The immune system of the human body is responsible for defending the body against outside agents which may cause infection. The immune system of a newborn is fairly weak and takes time to develop - this leaves the newborn open to several possible infections. It is for this reason that healthcare providers ensure that the baby is not exposed to any potential infections.
In case a baby contracts an infection, the immune system will respond by fighting the causative agents. However in case of sepsis, the immune system responds abnormally and begins to attack the healthy cells and tissues in the body.
In neonatal sepsis, the normal immune system response is sent into overdrive, causing a blood condition which is potentially harmful to the baby’s health. It involves the production of excessive white blood cells to fight the infection. This usually occurs before the baby is 90 days old.
The primary sepsis infection is usually bacterial in nature, but in rare cases it could also be due to a viral or fungal infection. It is nearly always passed on from the pregnant mother to the baby, however it can (less commonly) be picked up by from immediate environment.

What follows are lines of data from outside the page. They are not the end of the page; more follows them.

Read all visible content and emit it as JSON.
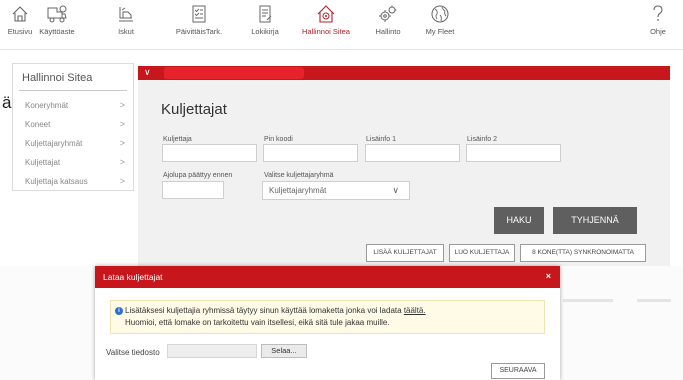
{
  "nav": {
    "items": [
      {
        "label": "Etusivu",
        "icon": "home-icon"
      },
      {
        "label": "Käyttöaste",
        "icon": "truck-icon"
      },
      {
        "label": "Iskut",
        "icon": "grapple-icon"
      },
      {
        "label": "PäivittäisTark.",
        "icon": "checklist-icon"
      },
      {
        "label": "Lokikirja",
        "icon": "logbook-icon"
      },
      {
        "label": "Hallinnoi Sitea",
        "icon": "manage-site-icon"
      },
      {
        "label": "Hallinto",
        "icon": "gears-icon"
      },
      {
        "label": "My Fleet",
        "icon": "globe-icon"
      }
    ],
    "help_label": "Ohje",
    "active_color": "#b3202c"
  },
  "sidebar": {
    "title": "Hallinnoi Sitea",
    "items": [
      {
        "label": "Koneryhmät"
      },
      {
        "label": "Koneet"
      },
      {
        "label": "Kuljettajaryhmät"
      },
      {
        "label": "Kuljettajat"
      },
      {
        "label": "Kuljettaja katsaus"
      }
    ],
    "stray_text": "ä"
  },
  "main": {
    "title": "Kuljettajat",
    "fields": {
      "driver": "Kuljettaja",
      "pin": "Pin koodi",
      "info1": "Lisäinfo 1",
      "info2": "Lisäinfo 2",
      "expired": "Ajolupa päättyy ennen",
      "group": "Valitse kuljettajaryhmä",
      "group_value": "Kuljettajaryhmät"
    },
    "buttons": {
      "search": "HAKU",
      "clear": "TYHJENNÄ",
      "add_drivers": "LISÄÄ KULJETTAJAT",
      "create_driver": "LUO KULJETTAJA",
      "sync": "8 KONE(TTA) SYNKRONOIMATTA"
    },
    "brand_color": "#c8161d"
  },
  "modal": {
    "title": "Lataa kuljettajat",
    "close": "×",
    "info_line1": "Lisätäksesi kuljettajia ryhmissä täytyy sinun käyttää lomaketta jonka voi ladata",
    "info_link": "täältä.",
    "info_line2": "Huomioi, että lomake on tarkoitettu vain itsellesi, eikä sitä tule jakaa muille.",
    "file_label": "Valitse tiedosto",
    "browse": "Selaa...",
    "next": "SEURAAVA"
  }
}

Bacteria that are known to cause sepsis in newborns include E.coli, group B Streptococcus, Neisseria meningitidis, Salmonella, Haemophilus influenzae type b, and Listeria monocytogenes. The Herpes Simplex virus family may also cause the infection. An existing medical condition may also trigger sepsis.
Depending on the type and severity of the infection, neonatal sepsis may exhibit a variety of symptoms. Some of these are listed below.

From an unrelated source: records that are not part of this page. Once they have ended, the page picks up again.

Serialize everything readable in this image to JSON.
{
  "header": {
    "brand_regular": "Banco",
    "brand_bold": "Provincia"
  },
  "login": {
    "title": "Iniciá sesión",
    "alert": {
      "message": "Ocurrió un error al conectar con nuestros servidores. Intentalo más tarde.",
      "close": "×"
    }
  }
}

Should the newborn exhibit more than two of these symptoms, it is advisable to get the opinion of a doctor. Since sepsis is a rapidly progressing condition, delayed treatment may cause permanent harm to the growth and development of the baby.
Complications during pregnancy and after birth may create high risk conditions for neonatal sepsis. These include a prior infection of the pregnant mother, or a subsequent infection the baby picks up. The baby may develop any of these conditions, eventually leading to sepsis.

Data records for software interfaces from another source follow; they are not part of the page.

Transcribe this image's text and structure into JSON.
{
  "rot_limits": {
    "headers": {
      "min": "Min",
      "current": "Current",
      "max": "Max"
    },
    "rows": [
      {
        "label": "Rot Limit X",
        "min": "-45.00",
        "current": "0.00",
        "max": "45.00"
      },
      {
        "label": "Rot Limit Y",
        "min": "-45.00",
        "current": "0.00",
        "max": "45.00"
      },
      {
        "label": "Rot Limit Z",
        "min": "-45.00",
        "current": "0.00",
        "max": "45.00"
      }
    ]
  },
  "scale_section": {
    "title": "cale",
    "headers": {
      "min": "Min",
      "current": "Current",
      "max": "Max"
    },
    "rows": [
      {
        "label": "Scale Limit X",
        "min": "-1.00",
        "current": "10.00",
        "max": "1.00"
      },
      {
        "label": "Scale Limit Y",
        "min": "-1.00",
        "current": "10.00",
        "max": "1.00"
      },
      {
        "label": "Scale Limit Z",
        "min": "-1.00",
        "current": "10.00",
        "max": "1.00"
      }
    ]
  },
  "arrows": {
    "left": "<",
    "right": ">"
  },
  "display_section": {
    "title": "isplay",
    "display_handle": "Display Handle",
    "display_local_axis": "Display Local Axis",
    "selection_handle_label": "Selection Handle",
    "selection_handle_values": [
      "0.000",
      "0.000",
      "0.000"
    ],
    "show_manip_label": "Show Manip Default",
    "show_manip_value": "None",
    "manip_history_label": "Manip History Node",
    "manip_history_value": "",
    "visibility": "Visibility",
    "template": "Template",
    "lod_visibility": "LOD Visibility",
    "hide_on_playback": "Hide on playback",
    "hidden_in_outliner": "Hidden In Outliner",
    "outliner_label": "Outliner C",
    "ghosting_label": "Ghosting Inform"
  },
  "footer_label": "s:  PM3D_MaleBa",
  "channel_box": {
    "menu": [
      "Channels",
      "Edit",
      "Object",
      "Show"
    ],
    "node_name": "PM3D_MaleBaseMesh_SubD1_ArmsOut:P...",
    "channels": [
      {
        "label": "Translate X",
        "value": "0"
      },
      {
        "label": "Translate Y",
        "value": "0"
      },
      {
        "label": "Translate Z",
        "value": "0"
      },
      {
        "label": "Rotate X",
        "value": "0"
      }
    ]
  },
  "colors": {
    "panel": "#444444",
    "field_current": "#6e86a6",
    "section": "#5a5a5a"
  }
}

Sepsis can be caused by bacterial, viral or fungal infection. However the majority of sepsis cases on record are caused by pneumonia, abdominal infection, kidney infection, and bacteremia or bloodstream infections.
The immune system helps to isolate an infection and limit it to the tissues already affected. A number of white blood cells travel to the infected tissue to combat the root agent of the infection. The biological process which follows includes the swelling of the affected tissue and is called inflammation.
A weak immune system is unable to isolate the infection, allowing it to spread to other organs and tissues. This overwhelms the immune system and inflammation sets in all over the body. The tissue and organ swelling slows down the blood flow, and therefore, oxygen doesn’t reach the tissues and eventually leads to a drop in blood pressure.
Multiple organ failure will follow if this is not detected and treated in time. The dropping of blood pressure is known as septic shock. It is a critical condition and can be fatal if the doctor does not administer antibiotics and large quantities of intravenous fluids to flush out and fight the infection in the blood.
If diagnosed in time, and treated correctly, the baby will make a full and complete recovery from neonatal sepsis. However in cases of septic shock, the survival rate is less than fifty percent. Additionally, severe sepsis puts the child at greater risk for infections in the future.